**WHAT IS EXPECTED:** Copy every record exactly as it appears in the data below.

**DATA EXTRACT:**
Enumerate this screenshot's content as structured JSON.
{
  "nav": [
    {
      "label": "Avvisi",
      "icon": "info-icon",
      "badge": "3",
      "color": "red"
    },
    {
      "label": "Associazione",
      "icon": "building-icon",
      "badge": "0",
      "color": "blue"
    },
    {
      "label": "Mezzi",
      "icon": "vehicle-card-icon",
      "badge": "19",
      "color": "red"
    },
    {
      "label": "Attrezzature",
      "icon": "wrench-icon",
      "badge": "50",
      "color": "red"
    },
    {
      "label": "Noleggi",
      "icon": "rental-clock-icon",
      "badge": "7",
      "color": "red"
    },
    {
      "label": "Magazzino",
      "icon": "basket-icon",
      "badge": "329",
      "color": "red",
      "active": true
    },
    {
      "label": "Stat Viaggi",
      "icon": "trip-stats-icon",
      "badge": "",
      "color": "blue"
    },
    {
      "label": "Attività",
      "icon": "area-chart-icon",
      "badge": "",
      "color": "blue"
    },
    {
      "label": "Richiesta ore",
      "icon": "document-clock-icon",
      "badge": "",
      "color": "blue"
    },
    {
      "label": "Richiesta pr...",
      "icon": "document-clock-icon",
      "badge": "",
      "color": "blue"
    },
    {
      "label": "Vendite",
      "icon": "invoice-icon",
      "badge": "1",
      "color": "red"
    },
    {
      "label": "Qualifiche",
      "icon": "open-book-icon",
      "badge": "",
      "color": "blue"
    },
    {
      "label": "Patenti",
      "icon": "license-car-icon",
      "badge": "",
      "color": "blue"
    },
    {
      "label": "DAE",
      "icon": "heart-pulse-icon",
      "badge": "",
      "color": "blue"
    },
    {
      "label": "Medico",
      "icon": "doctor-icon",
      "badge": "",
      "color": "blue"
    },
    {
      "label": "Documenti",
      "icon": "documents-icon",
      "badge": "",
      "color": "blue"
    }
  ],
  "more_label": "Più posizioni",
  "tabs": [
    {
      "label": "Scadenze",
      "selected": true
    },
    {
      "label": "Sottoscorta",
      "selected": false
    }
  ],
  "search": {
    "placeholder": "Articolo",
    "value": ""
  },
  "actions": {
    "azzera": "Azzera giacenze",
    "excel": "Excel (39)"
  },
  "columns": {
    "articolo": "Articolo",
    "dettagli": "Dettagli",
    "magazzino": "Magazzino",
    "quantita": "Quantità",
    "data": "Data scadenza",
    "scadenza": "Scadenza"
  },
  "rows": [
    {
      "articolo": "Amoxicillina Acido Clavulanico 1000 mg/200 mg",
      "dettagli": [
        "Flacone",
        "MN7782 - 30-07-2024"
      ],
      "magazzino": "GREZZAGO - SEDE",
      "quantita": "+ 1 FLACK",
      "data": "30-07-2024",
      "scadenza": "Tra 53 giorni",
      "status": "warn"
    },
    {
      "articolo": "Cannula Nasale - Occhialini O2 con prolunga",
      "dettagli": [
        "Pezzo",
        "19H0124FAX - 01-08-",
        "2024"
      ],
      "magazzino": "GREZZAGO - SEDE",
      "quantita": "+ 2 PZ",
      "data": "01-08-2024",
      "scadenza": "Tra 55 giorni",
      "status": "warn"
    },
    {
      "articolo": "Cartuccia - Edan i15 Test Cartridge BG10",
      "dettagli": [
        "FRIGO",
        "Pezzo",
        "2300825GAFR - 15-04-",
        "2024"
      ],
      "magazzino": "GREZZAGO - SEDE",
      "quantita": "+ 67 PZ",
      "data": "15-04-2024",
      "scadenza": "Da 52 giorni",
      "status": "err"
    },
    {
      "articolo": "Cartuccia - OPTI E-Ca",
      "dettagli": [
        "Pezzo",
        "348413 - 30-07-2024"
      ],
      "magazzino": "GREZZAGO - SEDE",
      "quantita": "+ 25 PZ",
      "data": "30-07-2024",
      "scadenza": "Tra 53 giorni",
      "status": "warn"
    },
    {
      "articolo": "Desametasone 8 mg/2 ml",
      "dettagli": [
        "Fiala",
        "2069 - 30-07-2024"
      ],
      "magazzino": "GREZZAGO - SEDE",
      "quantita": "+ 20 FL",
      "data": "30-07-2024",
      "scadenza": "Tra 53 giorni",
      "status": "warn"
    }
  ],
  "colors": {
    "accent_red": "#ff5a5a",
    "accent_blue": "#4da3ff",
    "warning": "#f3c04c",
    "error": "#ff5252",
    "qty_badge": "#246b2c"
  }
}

**ANSWER AREA:**
Enumerate this screenshot's content as structured JSON.
{
  "nav": [
    {
      "label": "Avvisi",
      "icon": "info-icon",
      "badge": "3",
      "color": "red"
    },
    {
      "label": "Associazione",
      "icon": "building-icon",
      "badge": "0",
      "color": "blue"
    },
    {
      "label": "Mezzi",
      "icon": "vehicle-card-icon",
      "badge": "19",
      "color": "red"
    },
    {
      "label": "Attrezzature",
      "icon": "wrench-icon",
      "badge": "50",
      "color": "red"
    },
    {
      "label": "Noleggi",
      "icon": "rental-clock-icon",
      "badge": "7",
      "color": "red"
    },
    {
      "label": "Magazzino",
      "icon": "basket-icon",
      "badge": "329",
      "color": "red",
      "active": true
    },
    {
      "label": "Stat Viaggi",
      "icon": "trip-stats-icon",
      "badge": "",
      "color": "blue"
    },
    {
      "label": "Attività",
      "icon": "area-chart-icon",
      "badge": "",
      "color": "blue"
    },
    {
      "label": "Richiesta ore",
      "icon": "document-clock-icon",
      "badge": "",
      "color": "blue"
    },
    {
      "label": "Richiesta pr...",
      "icon": "document-clock-icon",
      "badge": "",
      "color": "blue"
    },
    {
      "label": "Vendite",
      "icon": "invoice-icon",
      "badge": "1",
      "color": "red"
    },
    {
      "label": "Qualifiche",
      "icon": "open-book-icon",
      "badge": "",
      "color": "blue"
    },
    {
      "label": "Patenti",
      "icon": "license-car-icon",
      "badge": "",
      "color": "blue"
    },
    {
      "label": "DAE",
      "icon": "heart-pulse-icon",
      "badge": "",
      "color": "blue"
    },
    {
      "label": "Medico",
      "icon": "doctor-icon",
      "badge": "",
      "color": "blue"
    },
    {
      "label": "Documenti",
      "icon": "documents-icon",
      "badge": "",
      "color": "blue"
    }
  ],
  "more_label": "Più posizioni",
  "tabs": [
    {
      "label": "Scadenze",
      "selected": true
    },
    {
      "label": "Sottoscorta",
      "selected": false
    }
  ],
  "search": {
    "placeholder": "Articolo",
    "value": ""
  },
  "actions": {
    "azzera": "Azzera giacenze",
    "excel": "Excel (39)"
  },
  "columns": {
    "articolo": "Articolo",
    "dettagli": "Dettagli",
    "magazzino": "Magazzino",
    "quantita": "Quantità",
    "data": "Data scadenza",
    "scadenza": "Scadenza"
  },
  "rows": [
    {
      "articolo": "Amoxicillina Acido Clavulanico 1000 mg/200 mg",
      "dettagli": [
        "Flacone",
        "MN7782 - 30-07-2024"
      ],
      "magazzino": "GREZZAGO - SEDE",
      "quantita": "+ 1 FLACK",
      "data": "30-07-2024",
      "scadenza": "Tra 53 giorni",
      "status": "warn"
    },
    {
      "articolo": "Cannula Nasale - Occhialini O2 con prolunga",
      "dettagli": [
        "Pezzo",
        "19H0124FAX - 01-08-",
        "2024"
      ],
      "magazzino": "GREZZAGO - SEDE",
      "quantita": "+ 2 PZ",
      "data": "01-08-2024",
      "scadenza": "Tra 55 giorni",
      "status": "warn"
    },
    {
      "articolo": "Cartuccia - Edan i15 Test Cartridge BG10",
      "dettagli": [
        "FRIGO",
        "Pezzo",
        "2300825GAFR - 15-04-",
        "2024"
      ],
      "magazzino": "GREZZAGO - SEDE",
      "quantita": "+ 67 PZ",
      "data": "15-04-2024",
      "scadenza": "Da 52 giorni",
      "status": "err"
    },
    {
      "articolo": "Cartuccia - OPTI E-Ca",
      "dettagli": [
        "Pezzo",
        "348413 - 30-07-2024"
      ],
      "magazzino": "GREZZAGO - SEDE",
      "quantita": "+ 25 PZ",
      "data": "30-07-2024",
      "scadenza": "Tra 53 giorni",
      "status": "warn"
    },
    {
      "articolo": "Desametasone 8 mg/2 ml",
      "dettagli": [
        "Fiala",
        "2069 - 30-07-2024"
      ],
      "magazzino": "GREZZAGO - SEDE",
      "quantita": "+ 20 FL",
      "data": "30-07-2024",
      "scadenza": "Tra 53 giorni",
      "status": "warn"
    }
  ],
  "colors": {
    "accent_red": "#ff5a5a",
    "accent_blue": "#4da3ff",
    "warning": "#f3c04c",
    "error": "#ff5252",
    "qty_badge": "#246b2c"
  }
}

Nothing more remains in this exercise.